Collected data
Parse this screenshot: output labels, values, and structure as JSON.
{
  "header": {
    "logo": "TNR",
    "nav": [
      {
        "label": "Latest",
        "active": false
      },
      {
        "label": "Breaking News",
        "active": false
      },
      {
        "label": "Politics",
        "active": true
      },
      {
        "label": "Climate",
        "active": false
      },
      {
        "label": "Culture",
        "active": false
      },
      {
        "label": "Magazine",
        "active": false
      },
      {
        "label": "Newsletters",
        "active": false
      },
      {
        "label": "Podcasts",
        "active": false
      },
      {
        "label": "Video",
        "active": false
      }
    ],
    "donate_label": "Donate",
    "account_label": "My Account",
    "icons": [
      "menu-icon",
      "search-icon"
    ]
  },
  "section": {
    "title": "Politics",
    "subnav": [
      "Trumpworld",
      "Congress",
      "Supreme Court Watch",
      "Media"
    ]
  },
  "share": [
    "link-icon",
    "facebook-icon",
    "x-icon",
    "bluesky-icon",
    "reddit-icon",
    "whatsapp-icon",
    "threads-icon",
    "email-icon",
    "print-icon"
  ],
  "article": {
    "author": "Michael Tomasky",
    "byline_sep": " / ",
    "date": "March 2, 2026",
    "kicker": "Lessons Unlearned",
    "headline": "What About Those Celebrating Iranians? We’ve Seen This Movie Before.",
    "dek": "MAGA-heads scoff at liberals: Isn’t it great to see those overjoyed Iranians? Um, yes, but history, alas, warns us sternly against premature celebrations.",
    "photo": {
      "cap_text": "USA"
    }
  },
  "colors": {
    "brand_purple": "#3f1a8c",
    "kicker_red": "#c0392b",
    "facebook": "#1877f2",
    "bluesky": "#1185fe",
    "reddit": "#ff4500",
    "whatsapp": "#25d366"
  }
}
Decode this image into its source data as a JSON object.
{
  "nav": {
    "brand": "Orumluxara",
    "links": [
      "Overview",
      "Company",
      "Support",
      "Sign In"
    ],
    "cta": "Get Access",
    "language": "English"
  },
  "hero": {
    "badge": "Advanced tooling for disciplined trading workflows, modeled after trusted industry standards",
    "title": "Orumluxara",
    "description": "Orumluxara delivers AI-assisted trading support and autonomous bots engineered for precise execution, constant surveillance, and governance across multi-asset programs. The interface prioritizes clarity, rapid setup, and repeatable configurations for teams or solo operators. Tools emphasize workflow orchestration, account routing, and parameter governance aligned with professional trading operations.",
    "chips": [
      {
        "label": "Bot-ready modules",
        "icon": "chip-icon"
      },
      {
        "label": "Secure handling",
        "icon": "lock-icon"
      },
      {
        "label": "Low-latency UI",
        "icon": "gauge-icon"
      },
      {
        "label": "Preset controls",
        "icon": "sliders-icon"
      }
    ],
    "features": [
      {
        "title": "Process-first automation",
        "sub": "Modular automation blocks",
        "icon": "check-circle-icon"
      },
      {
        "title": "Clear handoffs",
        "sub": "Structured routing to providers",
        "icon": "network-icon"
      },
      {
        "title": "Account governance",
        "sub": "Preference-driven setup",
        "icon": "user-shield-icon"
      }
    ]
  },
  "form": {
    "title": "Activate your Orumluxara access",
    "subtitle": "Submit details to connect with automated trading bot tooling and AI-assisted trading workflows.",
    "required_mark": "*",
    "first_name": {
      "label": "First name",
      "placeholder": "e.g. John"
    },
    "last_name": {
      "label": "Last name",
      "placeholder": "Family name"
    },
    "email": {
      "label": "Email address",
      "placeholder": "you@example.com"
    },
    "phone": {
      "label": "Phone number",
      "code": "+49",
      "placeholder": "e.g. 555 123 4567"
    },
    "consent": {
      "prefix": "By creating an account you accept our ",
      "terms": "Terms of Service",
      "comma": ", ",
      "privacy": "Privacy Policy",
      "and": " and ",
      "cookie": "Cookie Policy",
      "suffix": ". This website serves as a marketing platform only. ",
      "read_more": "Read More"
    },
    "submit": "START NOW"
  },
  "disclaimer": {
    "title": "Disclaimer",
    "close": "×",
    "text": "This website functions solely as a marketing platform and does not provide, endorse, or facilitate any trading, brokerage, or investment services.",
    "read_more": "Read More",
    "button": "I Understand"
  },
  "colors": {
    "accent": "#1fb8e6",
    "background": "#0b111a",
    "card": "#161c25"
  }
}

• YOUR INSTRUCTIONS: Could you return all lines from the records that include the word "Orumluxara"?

• TASK ANSWER:
    "brand": "Orumluxara",
    "title": "Orumluxara",
    "description": "Orumluxara delivers AI-assisted trading support and autonomous bots engineered for precise execution, constant surveillance, and governance across multi-asset programs. The interface prioritizes clarity, rapid setup, and repeatable configurations for teams or solo operators. Tools emphasize workflow orchestration, account routing, and parameter governance aligned with professional trading operations.",
    "title": "Activate your Orumluxara access",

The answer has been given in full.